EXERCISE OBJECTIVE » Retrieve every line of the data holding the word "labels".

(Entries from a dataset of interfaces)
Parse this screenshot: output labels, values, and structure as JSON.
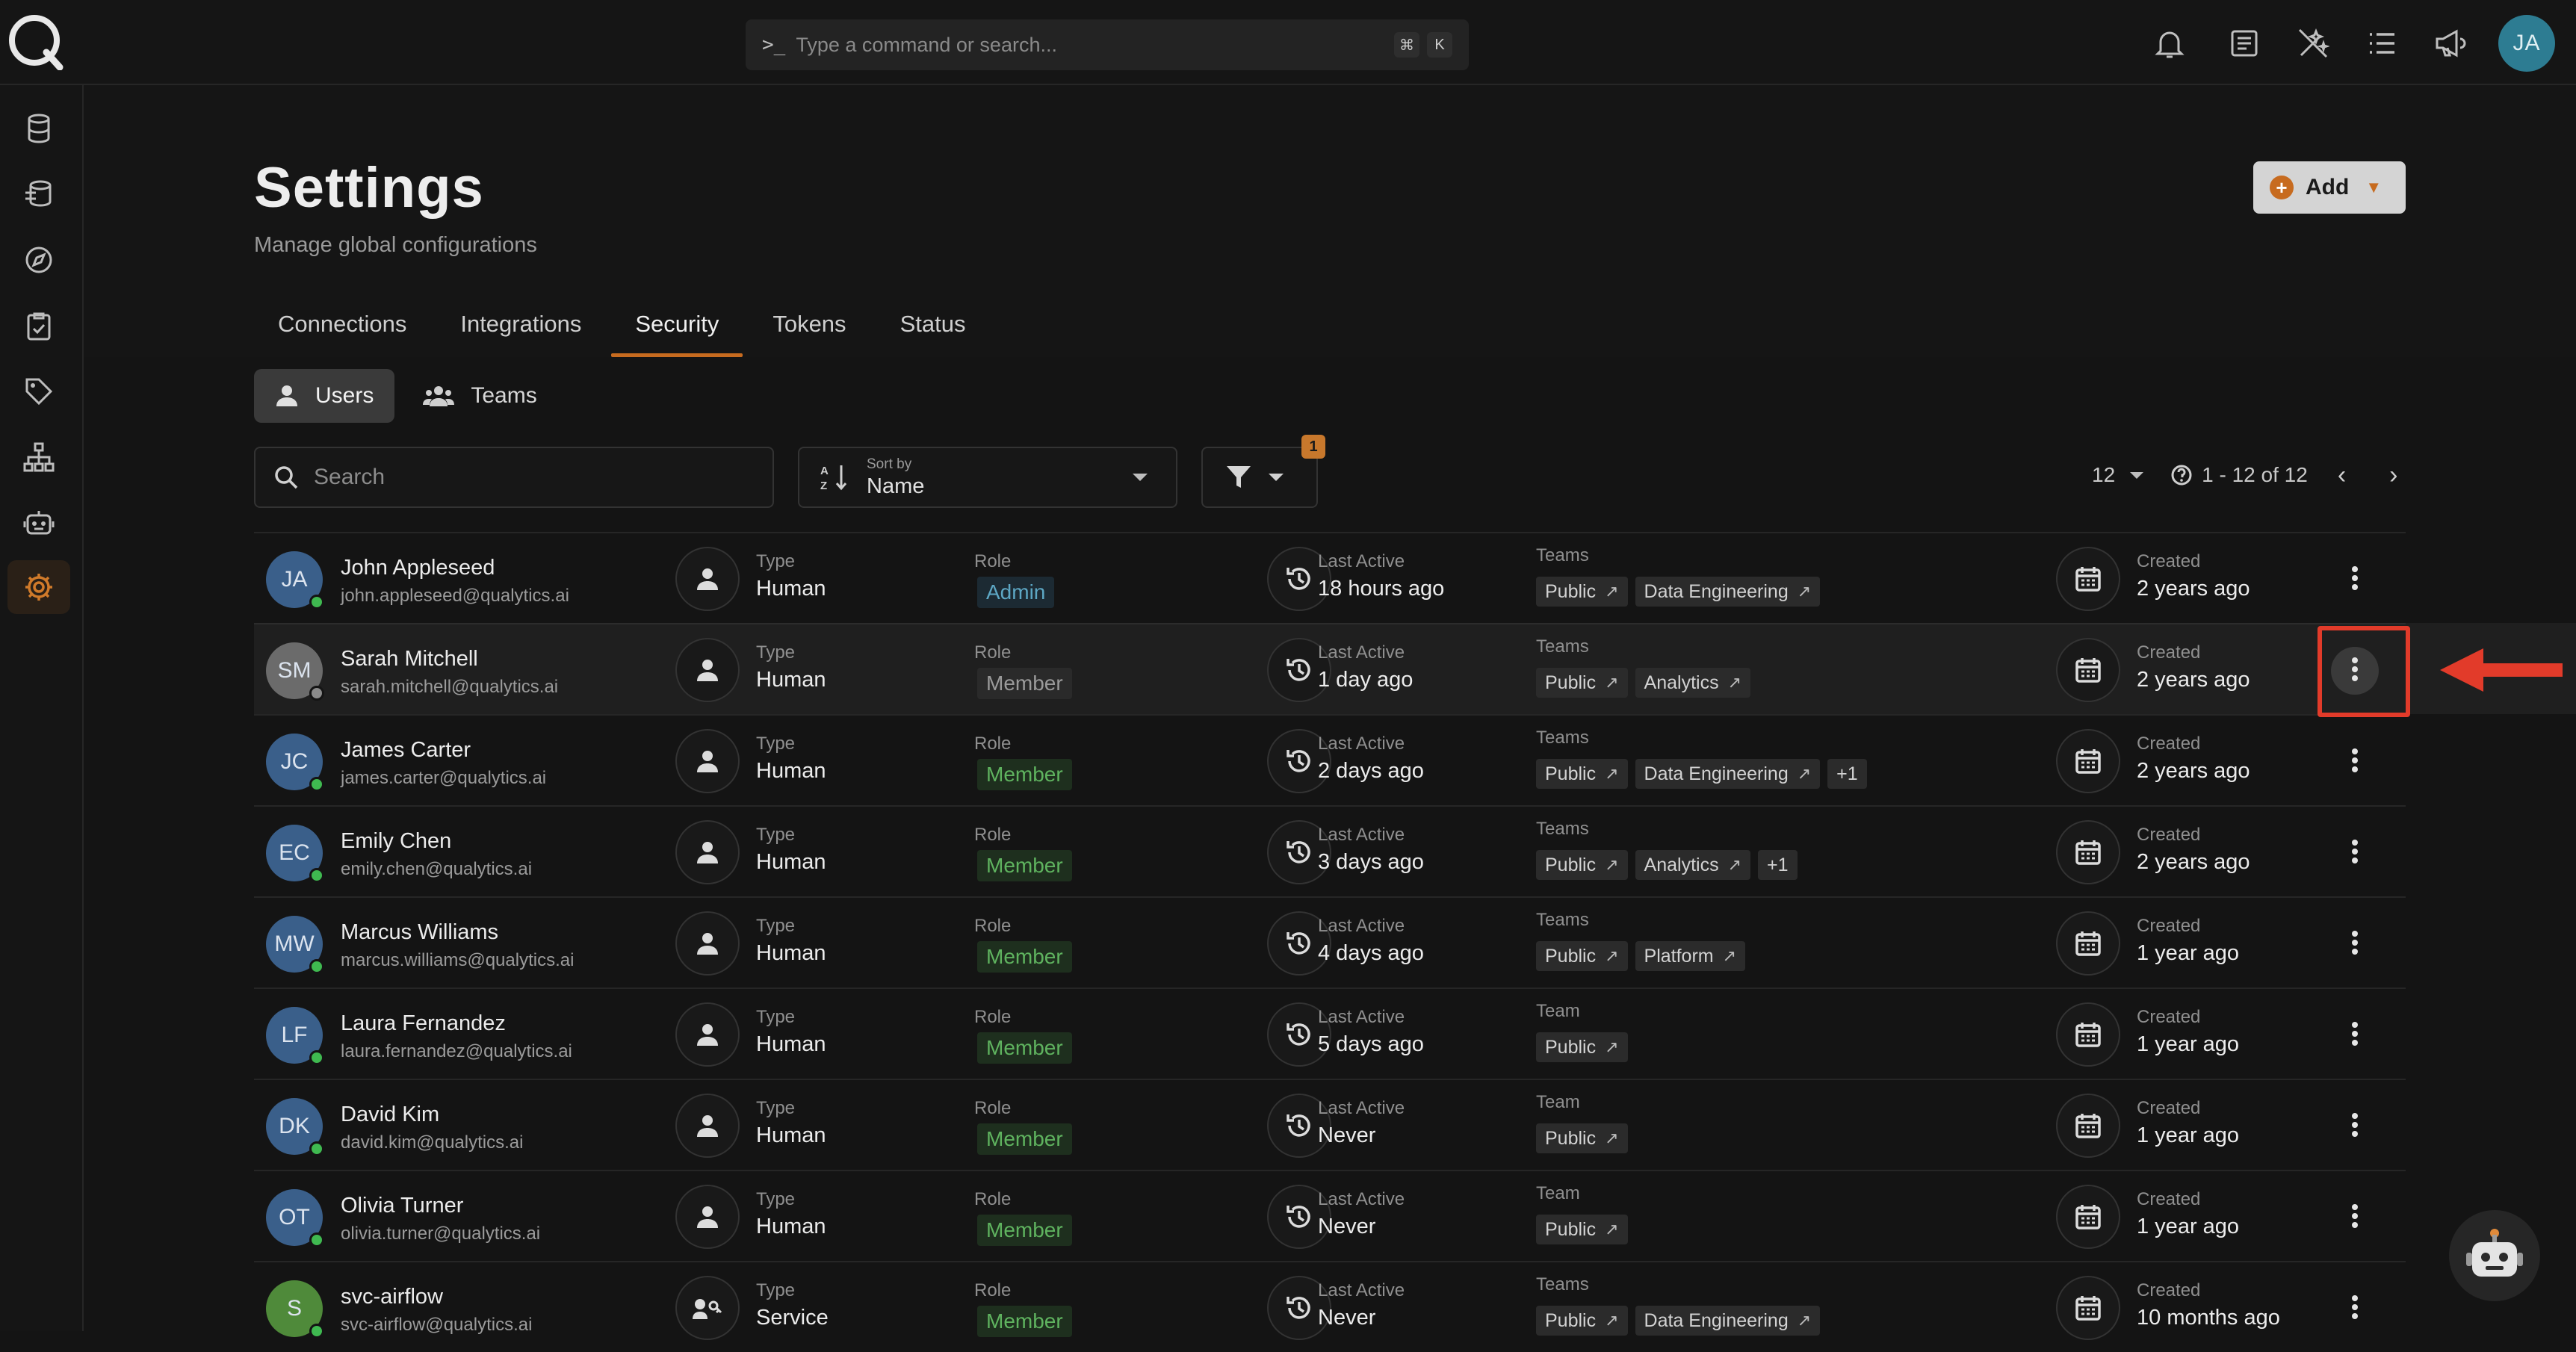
{
  "command_bar": {
    "prompt": ">_",
    "placeholder": "Type a command or search...",
    "shortcut_mod": "⌘",
    "shortcut_key": "K"
  },
  "top_avatar": "JA",
  "page": {
    "title": "Settings",
    "subtitle": "Manage global configurations",
    "add_label": "Add"
  },
  "tabs": [
    "Connections",
    "Integrations",
    "Security",
    "Tokens",
    "Status"
  ],
  "active_tab": "Security",
  "segments": [
    "Users",
    "Teams"
  ],
  "search": {
    "placeholder": "Search"
  },
  "sort": {
    "label": "Sort by",
    "value": "Name"
  },
  "filter": {
    "badge": "1"
  },
  "pagination": {
    "page_size": "12",
    "range": "1 - 12 of 12"
  },
  "labels": {
    "type": "Type",
    "role": "Role",
    "last_active": "Last Active",
    "teams": "Teams",
    "team": "Team",
    "created": "Created"
  },
  "users": [
    {
      "initials": "JA",
      "name": "John Appleseed",
      "email": "john.appleseed@qualytics.ai",
      "type": "Human",
      "role": "Admin",
      "last_active": "18 hours ago",
      "teams_label": "Teams",
      "teams": [
        "Public",
        "Data Engineering"
      ],
      "extra": "",
      "created": "2 years ago"
    },
    {
      "initials": "SM",
      "name": "Sarah Mitchell",
      "email": "sarah.mitchell@qualytics.ai",
      "type": "Human",
      "role": "Member",
      "last_active": "1 day ago",
      "teams_label": "Teams",
      "teams": [
        "Public",
        "Analytics"
      ],
      "extra": "",
      "created": "2 years ago"
    },
    {
      "initials": "JC",
      "name": "James Carter",
      "email": "james.carter@qualytics.ai",
      "type": "Human",
      "role": "Member",
      "last_active": "2 days ago",
      "teams_label": "Teams",
      "teams": [
        "Public",
        "Data Engineering"
      ],
      "extra": "+1",
      "created": "2 years ago"
    },
    {
      "initials": "EC",
      "name": "Emily Chen",
      "email": "emily.chen@qualytics.ai",
      "type": "Human",
      "role": "Member",
      "last_active": "3 days ago",
      "teams_label": "Teams",
      "teams": [
        "Public",
        "Analytics"
      ],
      "extra": "+1",
      "created": "2 years ago"
    },
    {
      "initials": "MW",
      "name": "Marcus Williams",
      "email": "marcus.williams@qualytics.ai",
      "type": "Human",
      "role": "Member",
      "last_active": "4 days ago",
      "teams_label": "Teams",
      "teams": [
        "Public",
        "Platform"
      ],
      "extra": "",
      "created": "1 year ago"
    },
    {
      "initials": "LF",
      "name": "Laura Fernandez",
      "email": "laura.fernandez@qualytics.ai",
      "type": "Human",
      "role": "Member",
      "last_active": "5 days ago",
      "teams_label": "Team",
      "teams": [
        "Public"
      ],
      "extra": "",
      "created": "1 year ago"
    },
    {
      "initials": "DK",
      "name": "David Kim",
      "email": "david.kim@qualytics.ai",
      "type": "Human",
      "role": "Member",
      "last_active": "Never",
      "teams_label": "Team",
      "teams": [
        "Public"
      ],
      "extra": "",
      "created": "1 year ago"
    },
    {
      "initials": "OT",
      "name": "Olivia Turner",
      "email": "olivia.turner@qualytics.ai",
      "type": "Human",
      "role": "Member",
      "last_active": "Never",
      "teams_label": "Team",
      "teams": [
        "Public"
      ],
      "extra": "",
      "created": "1 year ago"
    },
    {
      "initials": "S",
      "name": "svc-airflow",
      "email": "svc-airflow@qualytics.ai",
      "type": "Service",
      "role": "Member",
      "last_active": "Never",
      "teams_label": "Teams",
      "teams": [
        "Public",
        "Data Engineering"
      ],
      "extra": "",
      "created": "10 months ago"
    }
  ],
  "colors": {
    "accent": "#c76b1f",
    "highlight": "#e23b2a",
    "online": "#3fb950"
  }
}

RESPONSE TO THE TASK »
Parse this screenshot: output labels, values, and structure as JSON.
  "labels": {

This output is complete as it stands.